I will say it’s not always so dramatic though. Another symptom is just a minor inconvenience now, whereas before it had taken up large chunks of my time and disrupted my day-to-day routine. See, I had this mental process in my head, a ritual or a mantra of sorts, that needed to be done before certain activities: every meal, every time I left the house, every time I was to interact. Sometimes I got it right third time lucky (never in my life has it been the first, done and dusted, move on). It’s hard to describe how it worked in detail, but the implications were tangible. At times this ritual would repeat incessantly, no matter how hungry I am, until my food goes cold so I have to reheat it, but when I go to eat, the cycle begins again. There were times I’d step out the door, put my headphones in but the ritual must be completed before I play any music (music is a distraction so it’s impossible to get the whole thing right whilst listening). But it takes so long, endless repetitions, that I reach my destination before I can play the first song, feeling like an absolute idiot when I realise I’ve just gone the entire journey with silent headphones. Often I came off as distant, been told I’m either reserved and shy or cold and bitchy but in my head, I was just trying to finish the damn process so I could be present and actually talk to people. It took a good few years before I confessed to my closest friends that this was the truth of what was happening whenever I disassociated. They were wonderfully understanding, even if they couldn’t quite get their head around it, telling me I could take as long as I need and when I’m ready to join in again, come back to them, though I’d be there the whole time.

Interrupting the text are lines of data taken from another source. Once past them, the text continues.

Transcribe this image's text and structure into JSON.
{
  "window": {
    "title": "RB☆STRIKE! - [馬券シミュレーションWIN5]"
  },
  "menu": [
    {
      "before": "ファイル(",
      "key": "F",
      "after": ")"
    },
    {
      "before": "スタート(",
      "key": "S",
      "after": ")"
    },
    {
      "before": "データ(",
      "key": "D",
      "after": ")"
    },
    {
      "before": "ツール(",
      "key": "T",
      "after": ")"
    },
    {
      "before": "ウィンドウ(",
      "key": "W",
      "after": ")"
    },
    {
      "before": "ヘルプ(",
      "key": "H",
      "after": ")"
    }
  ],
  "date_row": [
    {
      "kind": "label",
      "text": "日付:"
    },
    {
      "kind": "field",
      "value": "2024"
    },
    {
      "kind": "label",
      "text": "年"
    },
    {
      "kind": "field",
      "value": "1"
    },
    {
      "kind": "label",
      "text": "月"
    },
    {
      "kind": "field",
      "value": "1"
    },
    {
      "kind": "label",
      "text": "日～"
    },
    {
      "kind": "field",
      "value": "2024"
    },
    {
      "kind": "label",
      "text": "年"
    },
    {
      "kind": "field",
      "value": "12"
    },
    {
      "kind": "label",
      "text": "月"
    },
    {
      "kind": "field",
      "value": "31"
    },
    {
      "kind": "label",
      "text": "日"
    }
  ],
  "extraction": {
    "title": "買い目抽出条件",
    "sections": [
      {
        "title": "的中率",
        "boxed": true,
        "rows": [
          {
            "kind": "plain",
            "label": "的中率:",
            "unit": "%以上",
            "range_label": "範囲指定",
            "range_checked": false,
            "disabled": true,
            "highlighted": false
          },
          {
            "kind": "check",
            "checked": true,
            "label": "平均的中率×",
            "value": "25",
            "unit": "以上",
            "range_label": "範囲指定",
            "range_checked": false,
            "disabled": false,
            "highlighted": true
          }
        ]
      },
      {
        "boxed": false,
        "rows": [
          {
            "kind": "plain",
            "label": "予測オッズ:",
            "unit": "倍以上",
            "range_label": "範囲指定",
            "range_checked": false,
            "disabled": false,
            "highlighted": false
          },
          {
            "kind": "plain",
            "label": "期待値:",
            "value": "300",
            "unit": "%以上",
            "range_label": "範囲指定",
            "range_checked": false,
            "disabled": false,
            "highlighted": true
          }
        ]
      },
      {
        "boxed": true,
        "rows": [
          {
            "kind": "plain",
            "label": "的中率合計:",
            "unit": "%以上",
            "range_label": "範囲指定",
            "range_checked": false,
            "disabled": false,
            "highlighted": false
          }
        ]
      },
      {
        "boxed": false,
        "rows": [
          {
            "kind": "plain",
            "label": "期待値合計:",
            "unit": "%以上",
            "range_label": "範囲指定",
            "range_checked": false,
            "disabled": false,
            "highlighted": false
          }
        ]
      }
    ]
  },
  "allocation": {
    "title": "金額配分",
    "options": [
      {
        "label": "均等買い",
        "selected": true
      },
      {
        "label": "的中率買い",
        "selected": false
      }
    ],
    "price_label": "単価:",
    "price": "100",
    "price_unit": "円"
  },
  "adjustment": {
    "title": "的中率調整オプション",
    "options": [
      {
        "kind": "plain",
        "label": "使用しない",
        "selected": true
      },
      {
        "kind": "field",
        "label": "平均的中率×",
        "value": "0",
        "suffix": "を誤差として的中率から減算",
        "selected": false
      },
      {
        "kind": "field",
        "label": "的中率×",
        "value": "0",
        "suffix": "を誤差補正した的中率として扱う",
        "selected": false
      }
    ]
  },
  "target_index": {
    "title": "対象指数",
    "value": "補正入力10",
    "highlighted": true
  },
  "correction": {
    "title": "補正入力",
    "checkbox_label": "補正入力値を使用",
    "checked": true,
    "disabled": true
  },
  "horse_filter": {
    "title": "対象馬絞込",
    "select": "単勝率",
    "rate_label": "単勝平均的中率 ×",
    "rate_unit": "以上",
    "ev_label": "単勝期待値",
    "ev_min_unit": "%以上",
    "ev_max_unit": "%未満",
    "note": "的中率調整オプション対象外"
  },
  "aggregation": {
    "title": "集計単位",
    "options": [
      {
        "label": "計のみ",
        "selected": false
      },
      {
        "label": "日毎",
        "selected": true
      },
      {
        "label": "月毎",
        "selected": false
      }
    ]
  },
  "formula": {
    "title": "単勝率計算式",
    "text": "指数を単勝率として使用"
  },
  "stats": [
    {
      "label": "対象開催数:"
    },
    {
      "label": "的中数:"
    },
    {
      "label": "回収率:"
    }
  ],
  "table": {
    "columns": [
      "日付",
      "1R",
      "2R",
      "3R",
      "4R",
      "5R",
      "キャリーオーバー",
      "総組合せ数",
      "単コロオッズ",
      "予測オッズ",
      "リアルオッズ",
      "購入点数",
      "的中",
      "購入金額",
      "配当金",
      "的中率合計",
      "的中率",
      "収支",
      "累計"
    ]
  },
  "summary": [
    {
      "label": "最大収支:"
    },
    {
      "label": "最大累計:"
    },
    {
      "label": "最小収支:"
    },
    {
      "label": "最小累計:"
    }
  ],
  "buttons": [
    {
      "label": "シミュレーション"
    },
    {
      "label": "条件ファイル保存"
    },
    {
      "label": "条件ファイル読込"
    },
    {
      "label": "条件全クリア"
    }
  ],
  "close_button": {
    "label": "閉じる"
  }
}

The thing about Pure O is it’s pretty much unheard of. The version of OCD we all know from TV, movies, or casual jokes, is the image of obsessive cleaning, order, counting, constantly washing your hands and turning the light on and off. These are very real and disruptive symptoms for many sufferers, but the disorder takes many, many forms because, well, you can be obsessed about many, many things. Cleanliness and order compulsions are the stereotypical portrayal – the face of the disorder shall we say. But OCD is divided into subsections of obsessions and compulsions, of which you can have either or both. The compulsions often act as “checks” in response to the obsession, which in turn stems from a fear (for example, “If I don’t do X, Y will happen”). This can take the shape of intrusive thoughts that disgust you or worries that you can’t dismiss, most commonly concerning harm, contamination, relationships, sex, or religion. Talking about the myriad of ways that OCD presents itself is important to establish a fuller understanding of the disorder from a societal perspective.

For me, it’s always been something I’ve hidden because it seems so futile, so ridiculous (It’s just your thoughts, surely you can just… not think that? Close a door like a normal person? Eat your damn food and sit down on your first try?! Trust me, I see the absurdity too). But now we are starting to understand that mental illnesses don’t work like that, irrationality is often part and parcel to the process. Unless we expand the discourse to include these less commonly discussed disorders, those suffering will continue to do so in silence.

If you’ve been affected by any of the issues discussed in this article you can contact the University Counselling and Psychological Services for information and support:
0141 330 4528
[email protected]